Own Your Own Island

Have you seen the online-investing advertisement where a grungy-looking tow truck operator turns out to be a multimillionaire? And the photograph of what we think is his favorite vacation spot turns out to be his own island --his own country, in fact. Beginning with Internet Explorer 5 (IE5), you too can have your own island -- thousands if you prefer. XML data islands may not be as warm and inviting as the Cayman Islands, but when you are trying to do sophisticated data transformations on a browser client, they may be the ticket.

A data island is nothing more than a uniquely identified XML document included or referenced within an HTML page. When the page is parsed, a dynamic representation of the island is stored temporarily in the client browser’s document model. IE5 allows the browser to make use of data stored in the island without visiting the server. When you spend time on a tropical island, the change in latitude is often accompanied by a change in attitude. Once adjusted, you get the satisfying feeling that you have everything you need, and a trip to the mainland is the furthest thing from your mind. Data islands are designed to give a browser the same feeling. Rather than frantically calling the mainland -- a Web server -- every time the browser needs the smallest data transformation, XML data islands help ensure that a browser only makes a server roundtrip when absolutely necessary.

IE5 supports data islands with the new HTML tag <XML>, but this tag will cause errors in older browsers. Microsoft also supports an alternate syntax using the familiar <SCRIPT> tag, but script tags don’t get parsed unless the browser allows script execution. You will have to weigh the tradeoff. Creating a data island is as simple as this:

<XML ID="MyIsland">
<activity>Scuba Diving</activity>

Data islands are not restricted to storing data, per se. Because XML schemas and extensible style sheets (XSL) are also described using XML, you can create an archipelago that includes schema islands and layout islands, as well. XSL can easily redefine the look of your data by transforming a data island into HTML. XML schemas can be used to ensure that data in an island follows a prescribed format. The result: Using data islands and the document object model (DOM), you can create, read, modify, transform, and validate data with little programming. Moreover, all this work can be done without a roundtrip to the Web server.

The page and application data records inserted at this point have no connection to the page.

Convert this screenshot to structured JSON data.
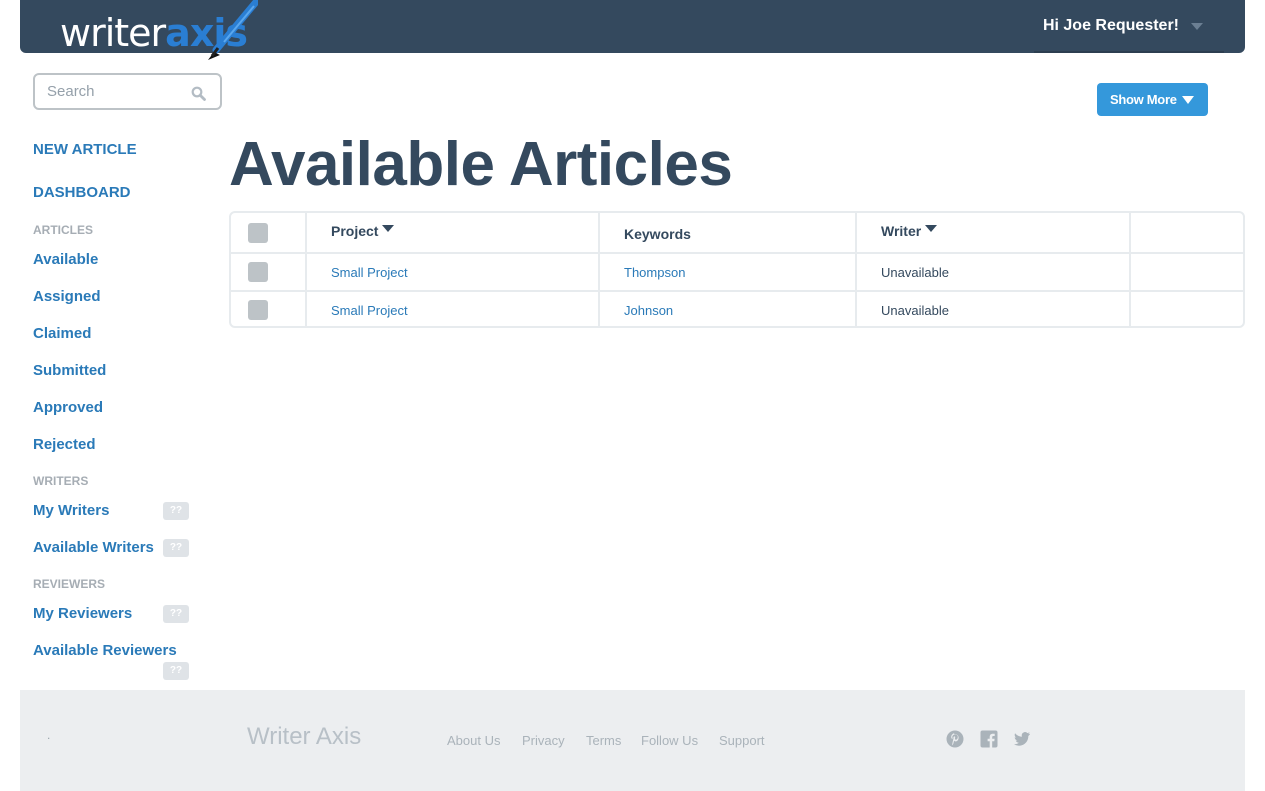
{
  "header": {
    "logo_text_white": "writer",
    "logo_text_blue": "axis",
    "greeting": "Hi Joe Requester!"
  },
  "search": {
    "placeholder": "Search"
  },
  "sidebar": {
    "new_article": "NEW ARTICLE",
    "dashboard": "DASHBOARD",
    "articles_heading": "ARTICLES",
    "articles": [
      "Available",
      "Assigned",
      "Claimed",
      "Submitted",
      "Approved",
      "Rejected"
    ],
    "writers_heading": "WRITERS",
    "writers": [
      {
        "label": "My Writers",
        "badge": "??"
      },
      {
        "label": "Available Writers",
        "badge": "??"
      }
    ],
    "reviewers_heading": "REVIEWERS",
    "reviewers": [
      {
        "label": "My Reviewers",
        "badge": "??"
      },
      {
        "label": "Available Reviewers",
        "badge": "??"
      }
    ]
  },
  "show_more_label": "Show More",
  "page_title": "Available Articles",
  "table": {
    "columns": [
      "Project",
      "Keywords",
      "Writer"
    ],
    "rows": [
      {
        "project": "Small Project",
        "keywords": "Thompson",
        "writer": "Unavailable"
      },
      {
        "project": "Small Project",
        "keywords": "Johnson",
        "writer": "Unavailable"
      }
    ]
  },
  "footer": {
    "dot": ".",
    "brand": "Writer Axis",
    "links": [
      "About Us",
      "Privacy",
      "Terms",
      "Follow Us",
      "Support"
    ],
    "social_icons": [
      "pinterest-icon",
      "facebook-icon",
      "twitter-icon"
    ]
  },
  "colors": {
    "topbar": "#34495e",
    "link": "#2a7ab8",
    "button": "#3498db",
    "footer": "#eceef0"
  }
}
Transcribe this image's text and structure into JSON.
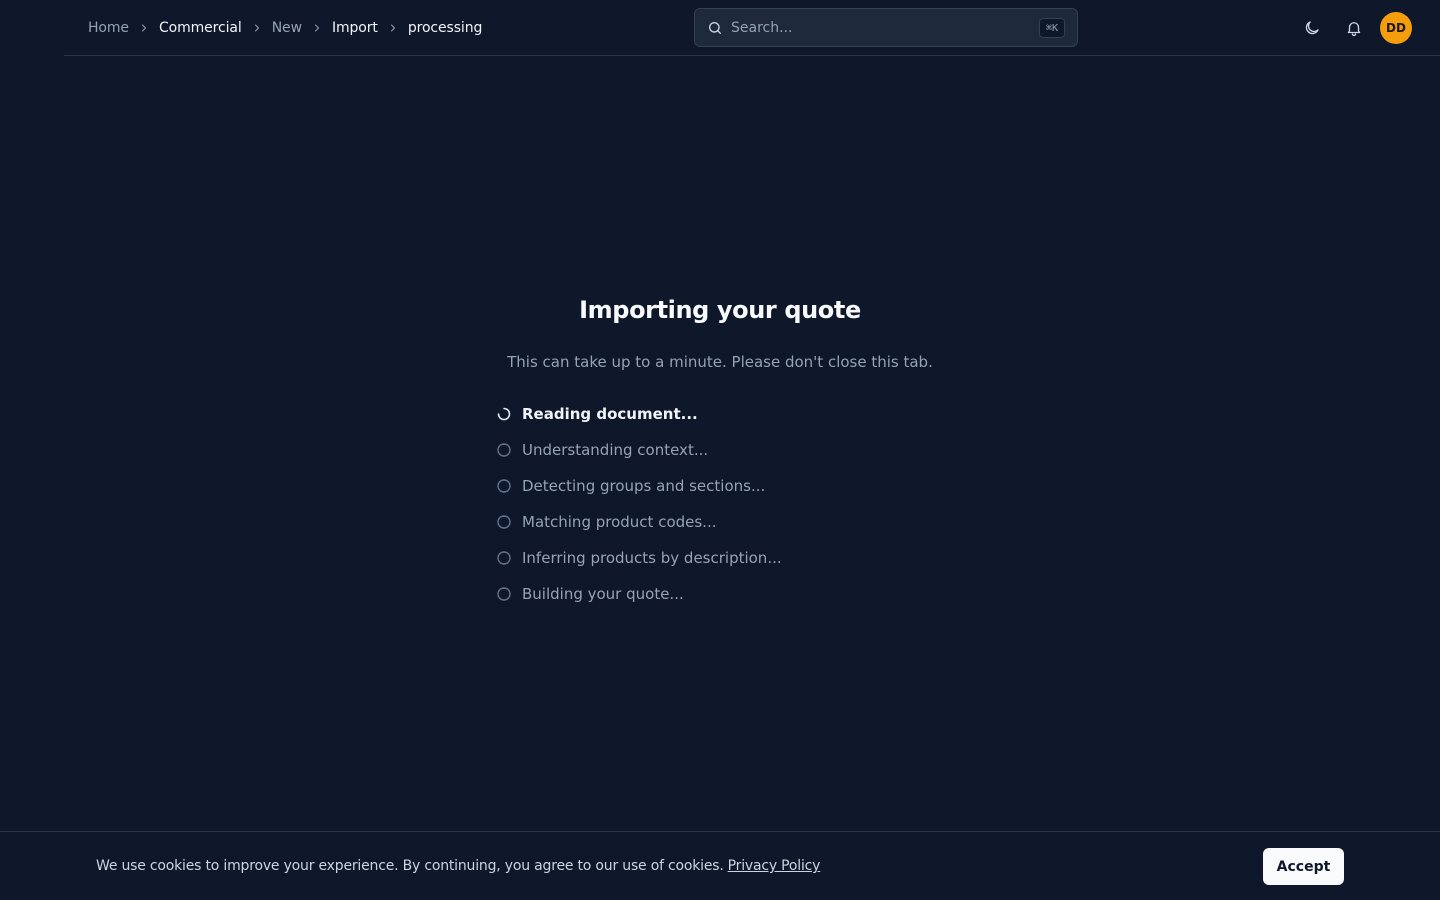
{
  "breadcrumb": {
    "items": [
      {
        "label": "Home"
      },
      {
        "label": "Commercial"
      },
      {
        "label": "New"
      },
      {
        "label": "Import"
      },
      {
        "label": "processing"
      }
    ]
  },
  "search": {
    "placeholder": "Search...",
    "shortcut": "⌘K"
  },
  "header": {
    "theme_icon": "moon-icon",
    "notifications_icon": "bell-icon",
    "avatar_initials": "DD",
    "avatar_color": "#f59e0b"
  },
  "main": {
    "title": "Importing your quote",
    "subtitle": "This can take up to a minute. Please don't close this tab.",
    "steps": [
      {
        "label": "Reading document...",
        "state": "in-progress"
      },
      {
        "label": "Understanding context...",
        "state": "pending"
      },
      {
        "label": "Detecting groups and sections...",
        "state": "pending"
      },
      {
        "label": "Matching product codes...",
        "state": "pending"
      },
      {
        "label": "Inferring products by description...",
        "state": "pending"
      },
      {
        "label": "Building your quote...",
        "state": "pending"
      }
    ]
  },
  "cookie_banner": {
    "text": "We use cookies to improve your experience. By continuing, you agree to our use of cookies.",
    "link_label": "Privacy Policy",
    "accept_label": "Accept"
  },
  "colors": {
    "background": "#0f172a",
    "muted_text": "#94a3b8",
    "accent": "#f59e0b"
  }
}
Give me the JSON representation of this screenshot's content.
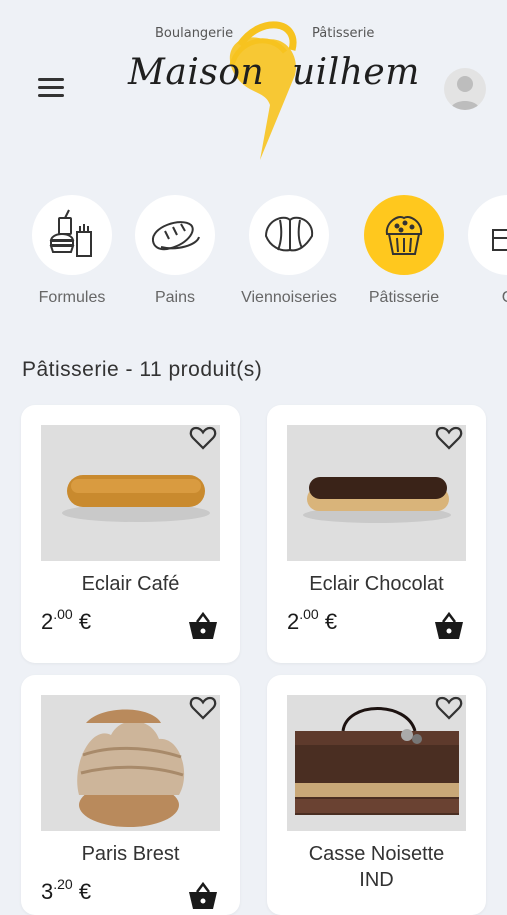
{
  "brand": {
    "left_caption": "Boulangerie",
    "right_caption": "Pâtisserie",
    "word1": "Maison",
    "word2": "uilhem",
    "accent_color": "#f7c31f"
  },
  "categories": [
    {
      "label": "Formules",
      "icon": "burger-fries-drink-icon"
    },
    {
      "label": "Pains",
      "icon": "bread-icon"
    },
    {
      "label": "Viennoiseries",
      "icon": "croissant-icon"
    },
    {
      "label": "Pâtisserie",
      "icon": "muffin-icon",
      "active": true
    },
    {
      "label": "G",
      "icon": "cake-icon"
    }
  ],
  "section_title": "Pâtisserie - 11 produit(s)",
  "products": [
    {
      "name": "Eclair Café",
      "price_int": "2",
      "price_dec": "00",
      "currency": "€"
    },
    {
      "name": "Eclair Chocolat",
      "price_int": "2",
      "price_dec": "00",
      "currency": "€"
    },
    {
      "name": "Paris Brest",
      "price_int": "3",
      "price_dec": "20",
      "currency": "€"
    },
    {
      "name": "Casse Noisette IND",
      "price_int": "",
      "price_dec": "",
      "currency": ""
    }
  ]
}
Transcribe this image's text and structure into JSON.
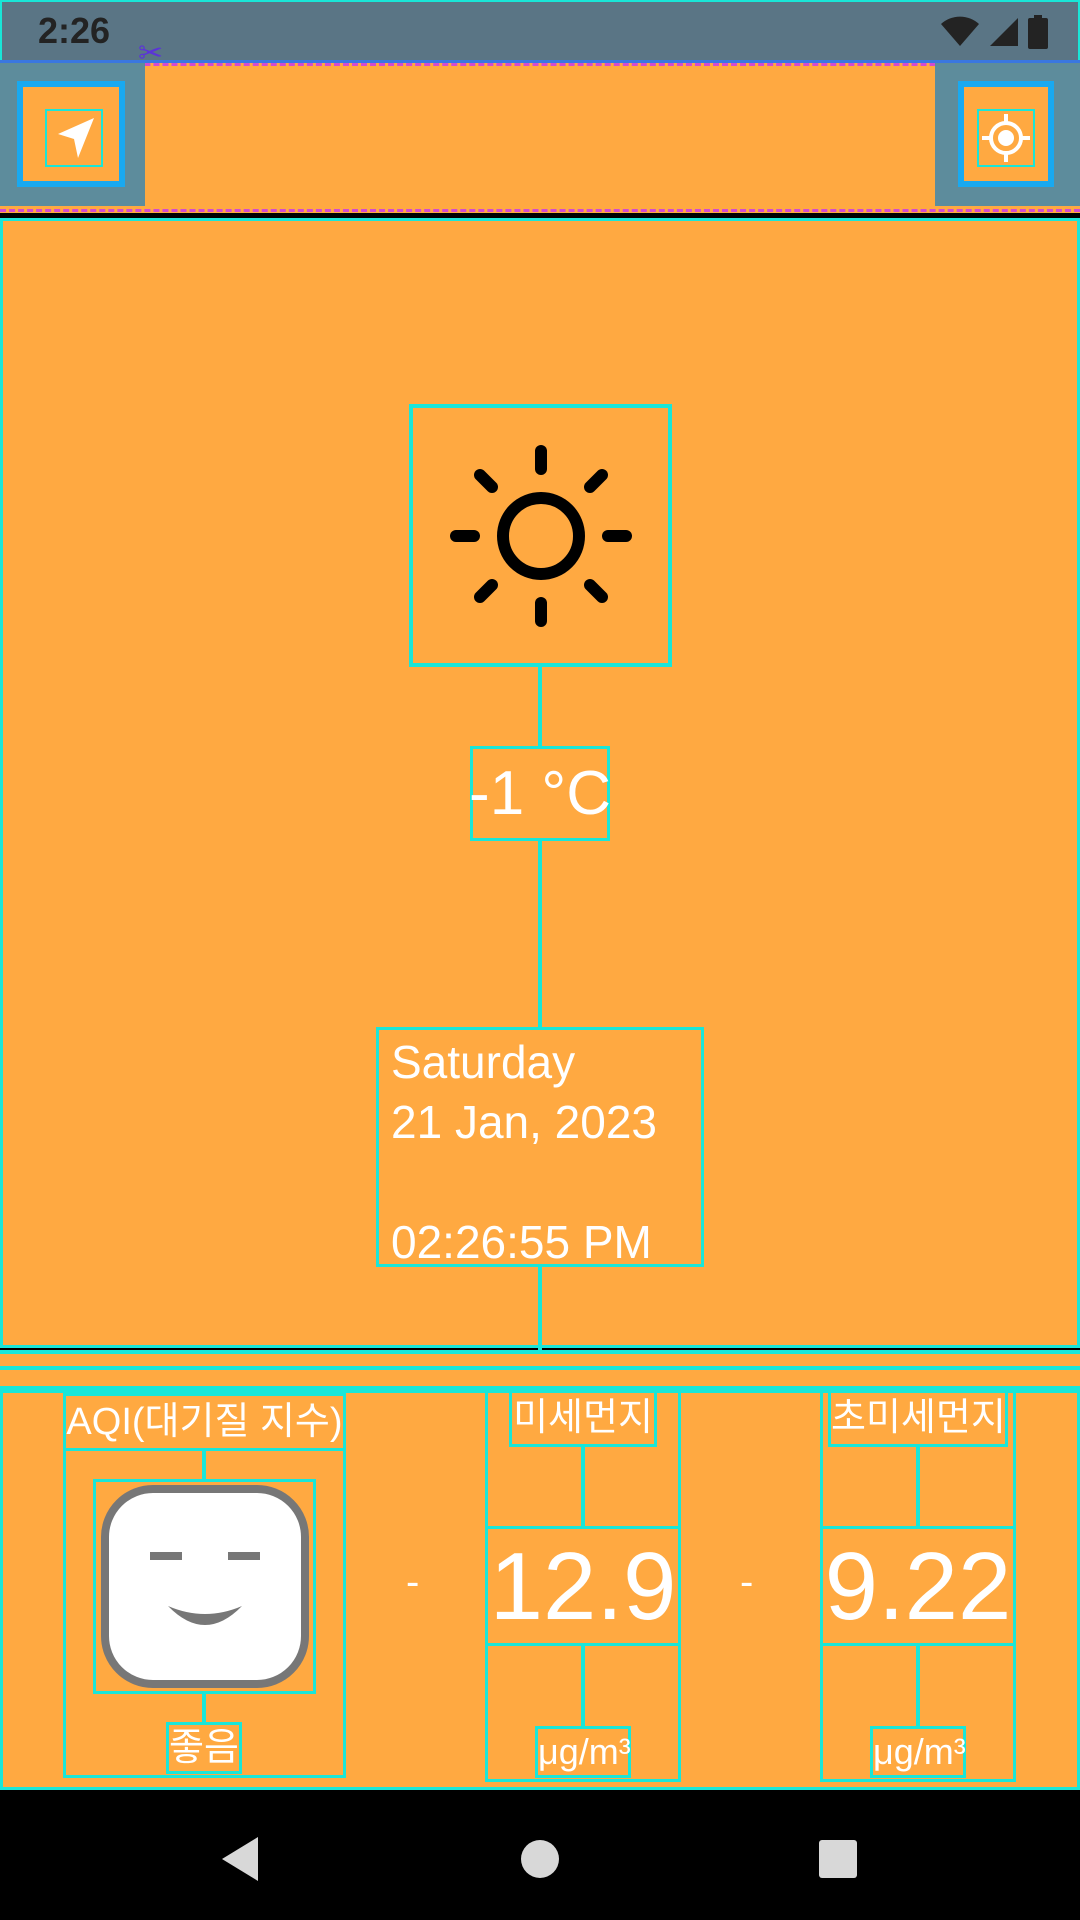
{
  "status_bar": {
    "time": "2:26",
    "icons": [
      "wifi-icon",
      "cellular-signal-icon",
      "battery-icon"
    ]
  },
  "app_bar": {
    "left_button_icon": "navigation-arrow-icon",
    "right_button_icon": "my-location-icon"
  },
  "weather": {
    "condition_icon": "sun-icon",
    "temperature": "-1 °C",
    "day": "Saturday",
    "date": "21 Jan, 2023",
    "time": "02:26:55 PM"
  },
  "air_quality": {
    "aqi": {
      "label": "AQI(대기질 지수)",
      "face_icon": "smiling-face-icon",
      "status": "좋음"
    },
    "separator_1": "-",
    "pm10": {
      "label": "미세먼지",
      "value": "12.9",
      "unit": "μg/m³"
    },
    "separator_2": "-",
    "pm25": {
      "label": "초미세먼지",
      "value": "9.22",
      "unit": "μg/m³"
    }
  },
  "nav_bar": {
    "icons": [
      "back-icon",
      "home-icon",
      "recents-icon"
    ]
  },
  "colors": {
    "background": "#ffa941",
    "status_bar": "#5a7585",
    "layout_outline": "#19e6d8",
    "button_frame": "#19a9f0"
  }
}
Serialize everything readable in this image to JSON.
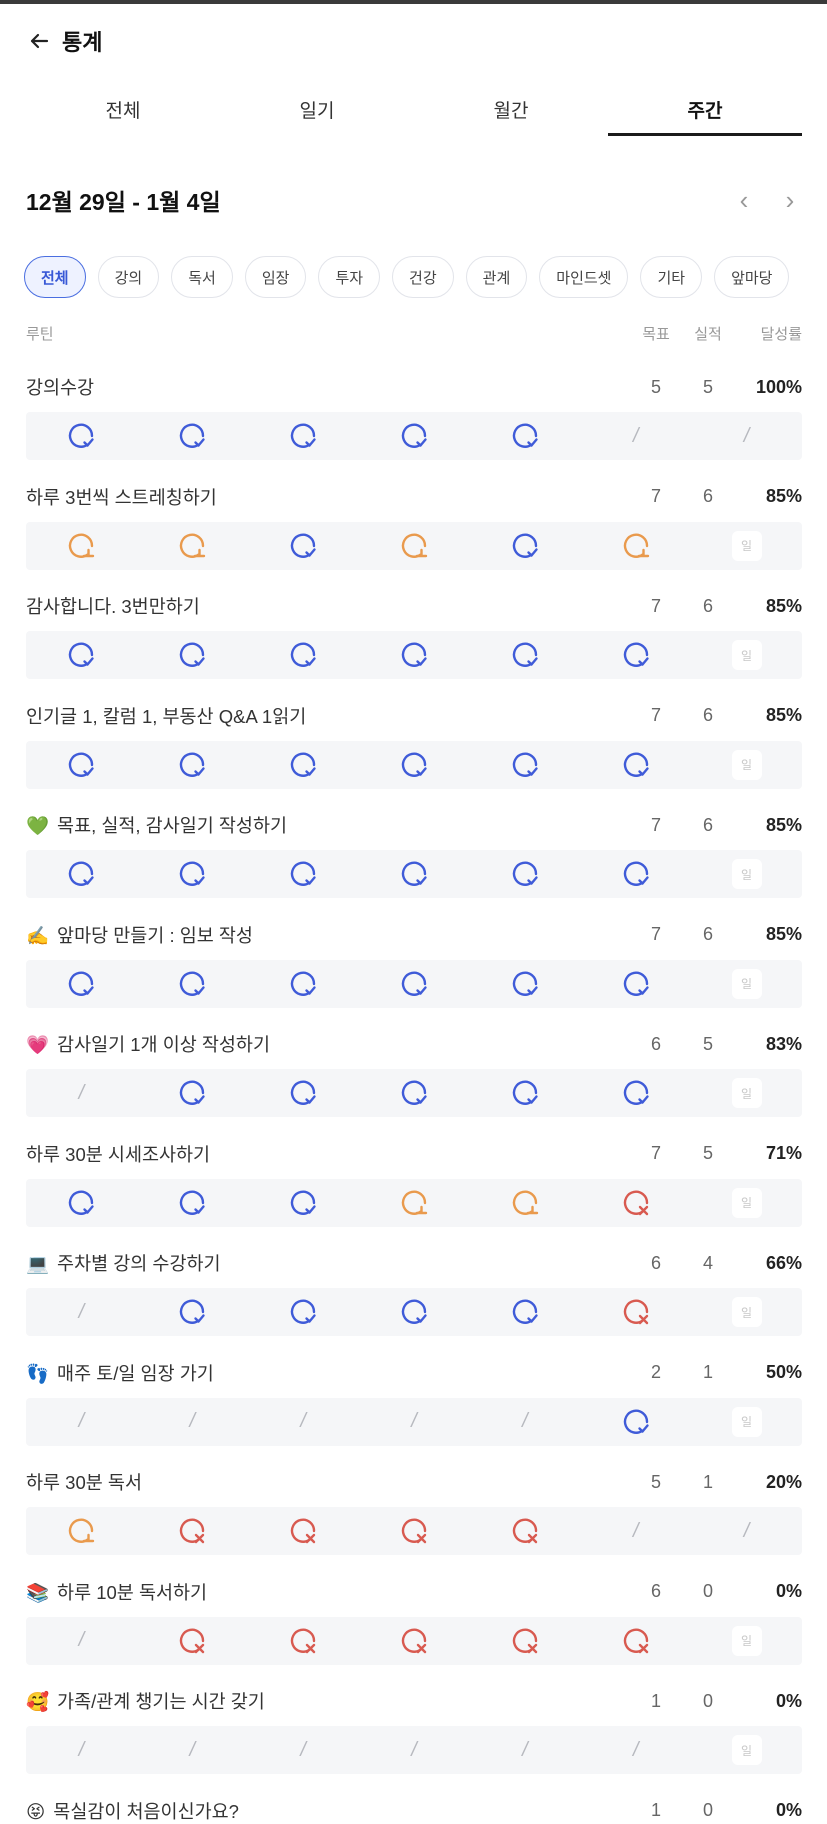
{
  "header": {
    "title": "통계",
    "back_icon": "arrow-left-icon"
  },
  "tabs": [
    "전체",
    "일기",
    "월간",
    "주간"
  ],
  "active_tab": 3,
  "date_range": "12월 29일 - 1월 4일",
  "chips": [
    "전체",
    "강의",
    "독서",
    "임장",
    "투자",
    "건강",
    "관계",
    "마인드셋",
    "기타",
    "앞마당"
  ],
  "active_chip": 0,
  "columns": {
    "routine": "루틴",
    "goal": "목표",
    "actual": "실적",
    "rate": "달성률"
  },
  "colors": {
    "accent": "#3f5bd8",
    "partial": "#e99a4d",
    "fail": "#d85a50",
    "none": "#b7b9bf"
  },
  "routines": [
    {
      "name": "강의수강",
      "goal": "5",
      "actual": "5",
      "rate": "100%",
      "days": [
        "done",
        "done",
        "done",
        "done",
        "done",
        "none",
        "none"
      ]
    },
    {
      "name": "하루 3번씩 스트레칭하기",
      "goal": "7",
      "actual": "6",
      "rate": "85%",
      "days": [
        "partial",
        "partial",
        "done",
        "partial",
        "done",
        "partial",
        "today"
      ]
    },
    {
      "name": "감사합니다. 3번만하기",
      "goal": "7",
      "actual": "6",
      "rate": "85%",
      "days": [
        "done",
        "done",
        "done",
        "done",
        "done",
        "done",
        "today"
      ]
    },
    {
      "name": "인기글 1, 칼럼 1, 부동산 Q&A 1읽기",
      "goal": "7",
      "actual": "6",
      "rate": "85%",
      "days": [
        "done",
        "done",
        "done",
        "done",
        "done",
        "done",
        "today"
      ]
    },
    {
      "emoji": "💚",
      "name": "목표, 실적, 감사일기 작성하기",
      "goal": "7",
      "actual": "6",
      "rate": "85%",
      "days": [
        "done",
        "done",
        "done",
        "done",
        "done",
        "done",
        "today"
      ]
    },
    {
      "emoji": "✍️",
      "name": "앞마당 만들기 : 임보 작성",
      "goal": "7",
      "actual": "6",
      "rate": "85%",
      "days": [
        "done",
        "done",
        "done",
        "done",
        "done",
        "done",
        "today"
      ]
    },
    {
      "emoji": "💗",
      "name": "감사일기 1개 이상 작성하기",
      "goal": "6",
      "actual": "5",
      "rate": "83%",
      "days": [
        "none",
        "done",
        "done",
        "done",
        "done",
        "done",
        "today"
      ]
    },
    {
      "name": "하루 30분 시세조사하기",
      "goal": "7",
      "actual": "5",
      "rate": "71%",
      "days": [
        "done",
        "done",
        "done",
        "partial",
        "partial",
        "fail",
        "today"
      ]
    },
    {
      "emoji": "💻",
      "name": "주차별 강의 수강하기",
      "goal": "6",
      "actual": "4",
      "rate": "66%",
      "days": [
        "none",
        "done",
        "done",
        "done",
        "done",
        "fail",
        "today"
      ]
    },
    {
      "emoji": "👣",
      "name": "매주 토/일 임장 가기",
      "goal": "2",
      "actual": "1",
      "rate": "50%",
      "days": [
        "none",
        "none",
        "none",
        "none",
        "none",
        "done",
        "today"
      ]
    },
    {
      "name": "하루 30분 독서",
      "goal": "5",
      "actual": "1",
      "rate": "20%",
      "days": [
        "partial",
        "fail",
        "fail",
        "fail",
        "fail",
        "none",
        "none"
      ]
    },
    {
      "emoji": "📚",
      "name": "하루 10분 독서하기",
      "goal": "6",
      "actual": "0",
      "rate": "0%",
      "days": [
        "none",
        "fail",
        "fail",
        "fail",
        "fail",
        "fail",
        "today"
      ]
    },
    {
      "emoji": "🥰",
      "name": "가족/관계 챙기는 시간 갖기",
      "goal": "1",
      "actual": "0",
      "rate": "0%",
      "days": [
        "none",
        "none",
        "none",
        "none",
        "none",
        "none",
        "today"
      ]
    },
    {
      "emoji": "😝",
      "name": "목실감이 처음이신가요?",
      "goal": "1",
      "actual": "0",
      "rate": "0%",
      "days": [
        "none",
        "none",
        "none",
        "none",
        "none",
        "none",
        "today"
      ]
    }
  ],
  "today_label": "일",
  "slash": "/"
}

Data islands make easy work of a number of popular use cases. A typical application for a data island is presenting query results with client-side sorting and filtering. In this use case, the entire result set is provided as an island when the original HTML page is served. The page is re-sorted and filtered by calling the transform method and providing an appropriate XSL layout. Using data islands, it is possible to create completely stateless Web applications without cookies or server-side storage. In this scenario, the application’s state is stored in an island. This technique can circumvent the stringent privacy requirements of some European countries, which prohibit storing any user information on a server without explicit permission. A slightly more exotic application of data islands is the specialty grammar Vector Markup Language (VML) proposed by AutoDesk, Hewlett-Packard, Microsoft, Macromedia, and Visio. VML allows embedding high-quality vector drawings within a Web page.

I've convinced you. You are ready to pull up stakes and move to the islands, but there is a catch. Try any of these XML techniques anywhere but IE5 and you’ll get nothing but errors. Within an enterprise, it may be reasonable to recommend an upgrade, but you’ll never get the whole Web universe to upgrade. There’s nothing you can do to add data island capability to older browsers. But, you can use almost identical techniques on the server to simulate islands. If you create your data-centric Web pages by transforming XML data with an XSL layout, you are paving the way to eventually providing this service on the client. It’s even possible to write server code that defers these functions to the browser only for versions that support data islands.

Whether you are creating applications that can move to the islands today or preparing applications for a future move, the weather is certainly inviting. XML is the new de facto standard for describing any kind of content and data islands make it a breeze to include XML in your Web pages. --Eric Binary Anderson is a development manager at PeopleSoft's PeopleTools division (Pleasanton, Calif.) and has his own consulting business, Binary Solutions. Contact him at ebinary@yahoo.com.